Exercise prompt> Return nothing except the lines from the one that contains "Read all visible content and emit it as JSON." through the end of the material below, each exactly as given.

○ ○ ○

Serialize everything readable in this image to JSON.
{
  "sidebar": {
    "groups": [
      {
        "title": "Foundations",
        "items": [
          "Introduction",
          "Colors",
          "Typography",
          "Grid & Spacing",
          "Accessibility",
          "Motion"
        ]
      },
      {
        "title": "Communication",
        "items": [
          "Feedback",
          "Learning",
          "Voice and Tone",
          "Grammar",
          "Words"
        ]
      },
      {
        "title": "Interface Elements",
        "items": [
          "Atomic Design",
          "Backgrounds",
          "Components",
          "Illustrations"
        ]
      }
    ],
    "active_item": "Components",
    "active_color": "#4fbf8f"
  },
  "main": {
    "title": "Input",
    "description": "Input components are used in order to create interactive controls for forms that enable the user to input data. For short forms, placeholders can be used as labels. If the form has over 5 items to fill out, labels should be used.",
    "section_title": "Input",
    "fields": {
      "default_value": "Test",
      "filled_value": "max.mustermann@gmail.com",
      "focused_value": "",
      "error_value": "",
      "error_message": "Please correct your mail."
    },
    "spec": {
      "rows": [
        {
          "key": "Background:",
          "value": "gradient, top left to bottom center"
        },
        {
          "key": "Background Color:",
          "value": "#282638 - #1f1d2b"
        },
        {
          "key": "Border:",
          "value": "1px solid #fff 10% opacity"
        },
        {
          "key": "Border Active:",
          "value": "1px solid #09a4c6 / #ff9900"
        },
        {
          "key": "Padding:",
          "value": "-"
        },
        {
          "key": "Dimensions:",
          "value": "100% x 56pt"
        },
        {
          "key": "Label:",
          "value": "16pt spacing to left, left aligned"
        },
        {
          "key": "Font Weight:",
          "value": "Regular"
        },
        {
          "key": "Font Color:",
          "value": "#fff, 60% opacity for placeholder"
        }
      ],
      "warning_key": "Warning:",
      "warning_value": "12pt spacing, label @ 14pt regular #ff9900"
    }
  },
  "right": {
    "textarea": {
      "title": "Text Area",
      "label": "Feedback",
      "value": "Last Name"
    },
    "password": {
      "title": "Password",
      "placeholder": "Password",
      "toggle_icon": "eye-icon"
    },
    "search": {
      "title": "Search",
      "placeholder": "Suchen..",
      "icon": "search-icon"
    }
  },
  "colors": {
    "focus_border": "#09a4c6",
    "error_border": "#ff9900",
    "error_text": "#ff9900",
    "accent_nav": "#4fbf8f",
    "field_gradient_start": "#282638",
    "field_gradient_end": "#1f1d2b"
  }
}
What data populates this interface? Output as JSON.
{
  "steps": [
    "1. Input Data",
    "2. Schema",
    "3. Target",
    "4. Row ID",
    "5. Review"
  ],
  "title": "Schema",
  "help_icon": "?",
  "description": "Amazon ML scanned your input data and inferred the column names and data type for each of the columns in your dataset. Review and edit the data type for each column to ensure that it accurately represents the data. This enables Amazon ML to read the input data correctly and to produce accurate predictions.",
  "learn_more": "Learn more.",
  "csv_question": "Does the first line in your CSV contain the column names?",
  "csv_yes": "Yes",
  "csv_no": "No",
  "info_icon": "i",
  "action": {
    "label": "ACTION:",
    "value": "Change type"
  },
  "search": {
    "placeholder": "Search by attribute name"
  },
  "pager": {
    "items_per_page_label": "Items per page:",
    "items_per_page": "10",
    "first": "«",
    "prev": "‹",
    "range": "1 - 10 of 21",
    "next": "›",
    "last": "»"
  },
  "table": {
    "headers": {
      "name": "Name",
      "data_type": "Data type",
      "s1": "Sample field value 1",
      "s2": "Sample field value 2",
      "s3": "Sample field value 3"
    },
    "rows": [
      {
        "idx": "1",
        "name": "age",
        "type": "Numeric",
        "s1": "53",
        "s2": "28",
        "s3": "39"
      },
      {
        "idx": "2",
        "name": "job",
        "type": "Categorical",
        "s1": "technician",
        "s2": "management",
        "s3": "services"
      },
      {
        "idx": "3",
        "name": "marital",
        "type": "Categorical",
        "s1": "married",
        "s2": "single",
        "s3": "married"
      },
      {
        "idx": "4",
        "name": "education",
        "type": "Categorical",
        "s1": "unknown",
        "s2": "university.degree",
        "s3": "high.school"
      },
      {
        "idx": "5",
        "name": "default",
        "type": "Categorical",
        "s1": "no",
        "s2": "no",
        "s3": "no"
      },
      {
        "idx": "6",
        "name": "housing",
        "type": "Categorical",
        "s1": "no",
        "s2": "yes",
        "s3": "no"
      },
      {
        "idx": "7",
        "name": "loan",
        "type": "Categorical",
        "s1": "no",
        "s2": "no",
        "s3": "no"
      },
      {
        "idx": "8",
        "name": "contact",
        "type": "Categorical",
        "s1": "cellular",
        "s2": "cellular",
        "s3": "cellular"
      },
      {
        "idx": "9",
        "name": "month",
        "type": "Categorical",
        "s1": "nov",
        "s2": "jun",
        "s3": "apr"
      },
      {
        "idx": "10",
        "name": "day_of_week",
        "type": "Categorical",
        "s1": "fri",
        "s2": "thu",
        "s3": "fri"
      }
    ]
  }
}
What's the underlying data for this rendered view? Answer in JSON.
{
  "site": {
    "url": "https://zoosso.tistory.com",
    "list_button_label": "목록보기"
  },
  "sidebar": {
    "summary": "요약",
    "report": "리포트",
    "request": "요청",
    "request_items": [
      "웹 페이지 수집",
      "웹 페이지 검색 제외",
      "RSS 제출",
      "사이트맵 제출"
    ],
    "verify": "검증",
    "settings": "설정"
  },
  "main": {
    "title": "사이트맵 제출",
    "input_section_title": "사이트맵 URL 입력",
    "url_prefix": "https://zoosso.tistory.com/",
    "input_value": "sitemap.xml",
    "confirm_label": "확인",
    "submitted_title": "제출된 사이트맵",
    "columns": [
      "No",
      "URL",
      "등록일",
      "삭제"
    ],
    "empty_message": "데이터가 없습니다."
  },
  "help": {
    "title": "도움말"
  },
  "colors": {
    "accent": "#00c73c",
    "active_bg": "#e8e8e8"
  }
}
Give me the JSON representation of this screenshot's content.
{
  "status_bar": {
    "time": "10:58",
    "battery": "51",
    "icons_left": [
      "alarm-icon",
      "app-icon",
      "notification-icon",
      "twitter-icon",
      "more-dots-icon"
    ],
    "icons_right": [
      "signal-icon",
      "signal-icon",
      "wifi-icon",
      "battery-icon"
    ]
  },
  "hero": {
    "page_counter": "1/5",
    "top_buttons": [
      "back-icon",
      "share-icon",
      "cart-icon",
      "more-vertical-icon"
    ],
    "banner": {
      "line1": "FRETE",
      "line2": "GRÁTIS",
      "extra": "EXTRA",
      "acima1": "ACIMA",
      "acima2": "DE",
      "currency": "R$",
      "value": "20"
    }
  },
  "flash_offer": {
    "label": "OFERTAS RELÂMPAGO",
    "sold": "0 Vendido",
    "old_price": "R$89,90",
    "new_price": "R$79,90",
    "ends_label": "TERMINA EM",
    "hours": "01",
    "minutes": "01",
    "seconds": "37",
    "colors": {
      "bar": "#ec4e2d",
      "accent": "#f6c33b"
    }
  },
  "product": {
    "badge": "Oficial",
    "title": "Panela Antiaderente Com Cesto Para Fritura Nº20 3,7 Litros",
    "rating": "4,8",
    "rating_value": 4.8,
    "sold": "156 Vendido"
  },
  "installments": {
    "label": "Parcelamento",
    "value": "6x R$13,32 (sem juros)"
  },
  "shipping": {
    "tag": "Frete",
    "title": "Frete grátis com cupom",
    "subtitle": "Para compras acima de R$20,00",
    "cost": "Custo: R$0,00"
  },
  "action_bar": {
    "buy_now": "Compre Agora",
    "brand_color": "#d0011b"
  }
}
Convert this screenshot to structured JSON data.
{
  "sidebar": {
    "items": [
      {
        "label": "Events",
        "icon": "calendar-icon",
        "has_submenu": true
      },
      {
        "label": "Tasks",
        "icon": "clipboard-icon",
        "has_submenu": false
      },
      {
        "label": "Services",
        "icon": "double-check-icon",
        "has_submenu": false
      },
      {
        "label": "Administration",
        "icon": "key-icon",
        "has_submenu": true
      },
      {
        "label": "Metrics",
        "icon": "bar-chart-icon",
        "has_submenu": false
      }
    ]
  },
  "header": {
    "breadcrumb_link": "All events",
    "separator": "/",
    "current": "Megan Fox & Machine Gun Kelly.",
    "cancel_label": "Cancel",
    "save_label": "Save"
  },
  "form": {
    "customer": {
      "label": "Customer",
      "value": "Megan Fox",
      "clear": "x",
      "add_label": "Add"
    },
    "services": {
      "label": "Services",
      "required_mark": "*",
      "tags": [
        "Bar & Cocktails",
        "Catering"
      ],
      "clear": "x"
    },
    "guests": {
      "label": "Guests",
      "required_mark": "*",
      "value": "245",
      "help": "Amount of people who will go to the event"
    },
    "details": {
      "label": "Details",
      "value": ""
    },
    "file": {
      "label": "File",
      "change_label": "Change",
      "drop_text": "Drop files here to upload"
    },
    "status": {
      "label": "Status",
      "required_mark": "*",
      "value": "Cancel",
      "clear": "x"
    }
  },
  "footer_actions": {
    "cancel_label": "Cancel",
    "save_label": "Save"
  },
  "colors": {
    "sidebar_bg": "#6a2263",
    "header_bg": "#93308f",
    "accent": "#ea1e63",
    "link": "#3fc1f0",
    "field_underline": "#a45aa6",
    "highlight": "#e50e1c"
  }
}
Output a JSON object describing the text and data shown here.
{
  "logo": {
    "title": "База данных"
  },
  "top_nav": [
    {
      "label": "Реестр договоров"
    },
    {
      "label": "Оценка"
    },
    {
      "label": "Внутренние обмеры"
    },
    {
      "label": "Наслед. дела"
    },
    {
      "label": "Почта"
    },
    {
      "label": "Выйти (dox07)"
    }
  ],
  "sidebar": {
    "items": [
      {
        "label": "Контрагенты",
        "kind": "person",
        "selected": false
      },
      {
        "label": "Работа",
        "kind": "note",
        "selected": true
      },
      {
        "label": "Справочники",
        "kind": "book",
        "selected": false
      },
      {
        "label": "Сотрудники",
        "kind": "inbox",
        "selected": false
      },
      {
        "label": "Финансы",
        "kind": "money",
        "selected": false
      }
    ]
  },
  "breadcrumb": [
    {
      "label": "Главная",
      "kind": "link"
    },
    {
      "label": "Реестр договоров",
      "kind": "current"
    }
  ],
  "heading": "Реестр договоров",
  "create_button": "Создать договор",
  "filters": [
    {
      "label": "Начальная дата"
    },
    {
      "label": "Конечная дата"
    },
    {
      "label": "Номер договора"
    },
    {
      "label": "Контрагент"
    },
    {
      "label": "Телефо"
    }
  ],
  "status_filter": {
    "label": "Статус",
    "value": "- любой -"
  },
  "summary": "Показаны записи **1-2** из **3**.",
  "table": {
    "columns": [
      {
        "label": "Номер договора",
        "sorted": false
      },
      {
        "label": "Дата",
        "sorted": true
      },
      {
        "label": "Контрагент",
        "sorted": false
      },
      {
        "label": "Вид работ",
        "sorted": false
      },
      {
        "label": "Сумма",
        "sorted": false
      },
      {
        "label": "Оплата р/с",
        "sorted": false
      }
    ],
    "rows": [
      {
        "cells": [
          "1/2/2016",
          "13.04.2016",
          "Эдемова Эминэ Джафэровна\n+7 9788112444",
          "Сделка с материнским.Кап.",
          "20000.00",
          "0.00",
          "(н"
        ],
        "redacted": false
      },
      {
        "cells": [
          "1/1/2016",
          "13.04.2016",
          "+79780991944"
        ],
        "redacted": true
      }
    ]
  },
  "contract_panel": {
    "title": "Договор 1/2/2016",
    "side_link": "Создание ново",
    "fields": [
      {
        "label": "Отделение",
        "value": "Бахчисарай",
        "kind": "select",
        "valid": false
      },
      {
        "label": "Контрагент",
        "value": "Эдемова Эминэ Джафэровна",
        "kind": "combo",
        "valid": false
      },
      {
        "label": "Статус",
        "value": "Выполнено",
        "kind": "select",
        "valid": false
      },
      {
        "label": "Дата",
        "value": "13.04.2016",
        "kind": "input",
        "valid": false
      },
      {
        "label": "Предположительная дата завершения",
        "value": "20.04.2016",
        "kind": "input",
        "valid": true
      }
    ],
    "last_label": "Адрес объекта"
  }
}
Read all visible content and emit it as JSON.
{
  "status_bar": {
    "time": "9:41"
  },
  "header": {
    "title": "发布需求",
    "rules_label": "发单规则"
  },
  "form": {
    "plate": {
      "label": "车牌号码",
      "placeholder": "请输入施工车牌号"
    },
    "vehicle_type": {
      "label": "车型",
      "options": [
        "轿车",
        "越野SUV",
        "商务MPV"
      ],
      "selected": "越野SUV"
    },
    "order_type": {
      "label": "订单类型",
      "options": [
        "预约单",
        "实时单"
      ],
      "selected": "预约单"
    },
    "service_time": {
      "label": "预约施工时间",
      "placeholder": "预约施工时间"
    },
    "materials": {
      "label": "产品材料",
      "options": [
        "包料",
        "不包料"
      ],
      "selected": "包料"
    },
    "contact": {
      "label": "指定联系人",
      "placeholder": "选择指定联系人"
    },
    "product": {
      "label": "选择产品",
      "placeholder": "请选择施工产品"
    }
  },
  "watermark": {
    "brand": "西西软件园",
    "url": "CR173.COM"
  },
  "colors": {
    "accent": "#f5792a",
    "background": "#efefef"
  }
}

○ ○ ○

Task response>
Read all visible content and emit it as JSON.
{
  "status_bar": {
    "time": "9:41"
  },
  "header": {
    "title": "发布需求",
    "rules_label": "发单规则"
  },
  "form": {
    "plate": {
      "label": "车牌号码",
      "placeholder": "请输入施工车牌号"
    },
    "vehicle_type": {
      "label": "车型",
      "options": [
        "轿车",
        "越野SUV",
        "商务MPV"
      ],
      "selected": "越野SUV"
    },
    "order_type": {
      "label": "订单类型",
      "options": [
        "预约单",
        "实时单"
      ],
      "selected": "预约单"
    },
    "service_time": {
      "label": "预约施工时间",
      "placeholder": "预约施工时间"
    },
    "materials": {
      "label": "产品材料",
      "options": [
        "包料",
        "不包料"
      ],
      "selected": "包料"
    },
    "contact": {
      "label": "指定联系人",
      "placeholder": "选择指定联系人"
    },
    "product": {
      "label": "选择产品",
      "placeholder": "请选择施工产品"
    }
  },
  "watermark": {
    "brand": "西西软件园",
    "url": "CR173.COM"
  },
  "colors": {
    "accent": "#f5792a",
    "background": "#efefef"
  }
}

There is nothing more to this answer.